Despite its toxicity, the colourless, odourless carbon monoxide will form the basis for a new treatment to be tested among sicklers in Jamaica, and if found to be successful, could lead to a better life for sickle cell patients worldwide.
The treatment is being developed by Sangart Inc, a global biopharmaceutical company that produces life-saving medicines that targets oxygen-deprived tissues. After more than a decade of research, the company has combined the human haemoglobin with carbon monoxide to create MP4CO, and will be conducting trials in Jamaica, France and the United Kingdom to determine the efficacy of this treatment for humans.
Sickle cell disease is a genetic disorder which results in carriers developing abnormal haemoglobin molecules, thereby impacting on the transportation of oxygen to the various tissues. As a result of this, sicklers usually experience painful crisis and develop other conditions such as anaemia.
Head of the Sickle Cell Unit in Jamaica, Professor Marvin Reid, told the Observer that the unit agreed to the study due to the fact that treatment options for sickle cell patients are very limited. It is his hope that the drug will be found useful in the treatment of painful conditions or painful crisis that occurs with sickle cell disease.
"Currently, the treatment options are limited and could be described as basically supportive therapy. So what we do is that we treat you whenever it is that you have a complication, or there is an option of doing bone morrow transplant which is only done in first world countries. That in itself is considered to be experimental therapy because they don't have enough evidence currently as to its long term effect," he said.
"This company, Sangart, has developed a molecule which is the derivative of haemoglobin and what they have done is that they have attached to this haemoglobin molecule carbon monoxide, so that when you use or infuse this particular modecule into a human, what happens is that it releases some of this carbon monoxide and we think this is one mechanism or one method that it will use to induce some benefits in sickle cell," he explained.
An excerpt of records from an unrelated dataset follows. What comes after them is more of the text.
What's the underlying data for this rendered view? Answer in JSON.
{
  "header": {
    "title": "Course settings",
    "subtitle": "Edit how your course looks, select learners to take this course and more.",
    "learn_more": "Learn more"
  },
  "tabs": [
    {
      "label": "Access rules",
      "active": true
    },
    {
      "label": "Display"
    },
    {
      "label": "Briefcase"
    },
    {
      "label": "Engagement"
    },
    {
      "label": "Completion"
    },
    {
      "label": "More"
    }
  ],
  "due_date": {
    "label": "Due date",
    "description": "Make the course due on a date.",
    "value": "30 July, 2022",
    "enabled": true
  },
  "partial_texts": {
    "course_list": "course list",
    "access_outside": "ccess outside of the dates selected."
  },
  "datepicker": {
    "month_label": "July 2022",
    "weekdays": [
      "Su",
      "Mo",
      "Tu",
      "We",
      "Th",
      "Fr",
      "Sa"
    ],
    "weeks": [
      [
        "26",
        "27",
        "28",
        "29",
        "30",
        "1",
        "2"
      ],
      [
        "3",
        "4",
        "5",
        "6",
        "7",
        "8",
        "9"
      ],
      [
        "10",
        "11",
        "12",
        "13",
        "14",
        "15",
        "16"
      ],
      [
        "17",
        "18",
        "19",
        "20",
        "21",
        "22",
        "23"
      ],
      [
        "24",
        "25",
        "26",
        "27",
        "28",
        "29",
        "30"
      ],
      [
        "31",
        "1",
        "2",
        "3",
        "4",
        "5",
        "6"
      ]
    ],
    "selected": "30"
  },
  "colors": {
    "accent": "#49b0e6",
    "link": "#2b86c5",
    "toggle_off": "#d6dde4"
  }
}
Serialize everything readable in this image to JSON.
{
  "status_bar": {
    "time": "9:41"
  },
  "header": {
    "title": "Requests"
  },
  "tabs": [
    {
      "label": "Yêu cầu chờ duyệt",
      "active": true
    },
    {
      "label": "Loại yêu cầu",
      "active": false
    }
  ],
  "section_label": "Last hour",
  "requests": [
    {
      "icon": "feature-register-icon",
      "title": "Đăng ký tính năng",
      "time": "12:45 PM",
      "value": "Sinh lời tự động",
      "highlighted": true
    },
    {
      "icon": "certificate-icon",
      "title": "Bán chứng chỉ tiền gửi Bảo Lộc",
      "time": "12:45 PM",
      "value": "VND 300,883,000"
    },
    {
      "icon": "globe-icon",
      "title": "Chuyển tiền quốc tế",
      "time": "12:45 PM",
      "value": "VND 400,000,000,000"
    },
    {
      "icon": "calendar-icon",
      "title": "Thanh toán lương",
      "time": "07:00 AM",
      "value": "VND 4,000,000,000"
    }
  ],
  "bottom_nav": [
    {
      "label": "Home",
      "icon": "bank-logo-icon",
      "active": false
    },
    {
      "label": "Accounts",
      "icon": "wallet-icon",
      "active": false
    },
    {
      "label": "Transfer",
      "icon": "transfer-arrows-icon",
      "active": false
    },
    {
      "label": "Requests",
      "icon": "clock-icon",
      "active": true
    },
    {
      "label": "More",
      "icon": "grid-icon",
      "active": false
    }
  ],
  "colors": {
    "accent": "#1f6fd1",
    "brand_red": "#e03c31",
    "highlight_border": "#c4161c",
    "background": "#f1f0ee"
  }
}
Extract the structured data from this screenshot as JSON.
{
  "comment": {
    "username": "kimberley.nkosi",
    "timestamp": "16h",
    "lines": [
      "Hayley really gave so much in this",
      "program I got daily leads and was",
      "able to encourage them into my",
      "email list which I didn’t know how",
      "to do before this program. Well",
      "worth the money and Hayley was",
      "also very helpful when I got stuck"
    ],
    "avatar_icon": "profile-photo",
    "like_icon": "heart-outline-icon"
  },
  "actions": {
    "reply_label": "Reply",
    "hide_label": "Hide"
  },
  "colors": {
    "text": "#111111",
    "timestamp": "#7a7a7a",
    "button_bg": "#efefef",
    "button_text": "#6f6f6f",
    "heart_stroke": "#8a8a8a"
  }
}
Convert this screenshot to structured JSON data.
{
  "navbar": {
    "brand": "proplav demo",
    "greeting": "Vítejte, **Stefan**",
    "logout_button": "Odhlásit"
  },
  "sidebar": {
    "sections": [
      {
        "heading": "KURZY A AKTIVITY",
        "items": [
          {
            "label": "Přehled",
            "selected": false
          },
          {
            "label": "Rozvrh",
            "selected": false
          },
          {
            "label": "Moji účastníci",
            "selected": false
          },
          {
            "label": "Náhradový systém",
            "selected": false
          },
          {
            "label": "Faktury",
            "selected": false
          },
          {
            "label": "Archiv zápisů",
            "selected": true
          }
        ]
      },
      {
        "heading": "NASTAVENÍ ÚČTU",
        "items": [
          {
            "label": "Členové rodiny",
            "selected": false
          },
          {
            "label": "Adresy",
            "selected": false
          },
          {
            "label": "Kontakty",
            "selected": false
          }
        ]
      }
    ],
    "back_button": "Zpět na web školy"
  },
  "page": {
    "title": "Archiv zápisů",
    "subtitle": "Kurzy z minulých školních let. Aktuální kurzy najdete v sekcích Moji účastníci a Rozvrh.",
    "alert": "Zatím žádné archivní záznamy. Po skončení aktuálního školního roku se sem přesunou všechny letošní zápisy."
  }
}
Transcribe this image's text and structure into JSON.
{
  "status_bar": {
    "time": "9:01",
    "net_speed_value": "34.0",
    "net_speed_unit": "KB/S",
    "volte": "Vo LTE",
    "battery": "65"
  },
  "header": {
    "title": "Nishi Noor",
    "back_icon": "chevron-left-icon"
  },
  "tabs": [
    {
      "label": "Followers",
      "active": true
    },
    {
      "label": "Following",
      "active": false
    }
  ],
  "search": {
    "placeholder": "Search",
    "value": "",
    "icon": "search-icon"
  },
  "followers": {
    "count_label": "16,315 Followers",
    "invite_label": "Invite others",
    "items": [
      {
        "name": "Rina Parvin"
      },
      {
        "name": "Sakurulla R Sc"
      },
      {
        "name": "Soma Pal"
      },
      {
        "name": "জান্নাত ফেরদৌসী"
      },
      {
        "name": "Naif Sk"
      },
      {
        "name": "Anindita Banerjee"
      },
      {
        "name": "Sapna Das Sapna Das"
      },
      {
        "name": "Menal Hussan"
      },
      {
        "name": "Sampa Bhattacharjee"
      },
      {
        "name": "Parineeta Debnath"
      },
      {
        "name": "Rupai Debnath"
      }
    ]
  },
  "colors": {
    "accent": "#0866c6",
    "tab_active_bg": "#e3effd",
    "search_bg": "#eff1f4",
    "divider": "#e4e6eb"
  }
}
While the UK has already recruited at least one patient for testing, Jamaica and France are yet to start testing their first patient. However, Professor Reid said his unit is just only now in the process of recruiting healthy volunteers for treatment. The study has been approved by the University of the West Indies, Mona Campus, where the unit is located, as well as by the Ministry of Health.
"What we are trying to do is to just determine what is the appropriate dose and whether or not there are any major issues with regards to the drug, because you cannot predict everything, you have to test it to see whether or not there are any effects at all that you didn't anticipate based on your understanding of the chemistry or the modecule," Reid said.
Carbon monoxide is generally referred to as the silent killer because although it is very hard to detect, it can prove fatal when inhaled. A study which was published in the American Society of Hematology in 1975 entitled, "The effect of carbon monoxide on red cell life span in sickle cell disease", saw the administering of carbon monoxide at a concentration of 1,000-2,000 ppm (parts per million) to sickle cell disease patients.
"The administration of carbon monoxide is not recommended as a treatment for sickle cell disease. However, further trials would seem to be justified if conducted under careful controlled conditions," the study concluded.
Professor Reid admits that inhaling carbon monoxide can be toxic to humans and it is for this reason he said that Sangart Inc will be administering it intravenously to patients instead.
"The expectation — and this has been borne out by our lab studies — is that you will not get the level of carbon monoxide that you will get with the inhalation route," he said.
"So at low concentration, it is very good, at high concentration which is what everybody knows about, carbon monoxide is dangerous because it causes you to basically suffocate really," he pointed out.
Still, he said, they are not sure what the effects of this treatment will be, even when taken intravenously since this is only the first phase of this study.
"At the end of the day, if it turns out that the side effects are such that it makes no sense, then obviously then we can't proceed," he said.
While he could not say how many Jamaicans were born with sickle cell disease or carried the trait, Professor Reid said the figure exceeds those living with congenital heart disease.
Sustained efforts to get sickle cell drugs listed among those that are subsidised by the National Health Fund have proven futile since the agency has not updated it's list for some time now.
Prior to the change in government, Professor Reid said a memorandum of understanding (MOU) was being worked on between his unit and the Ministry of Health, which if signed could see sicklers getting better access to drugs. It is his hope that the new health minister will facilitate this MOU coming into effect.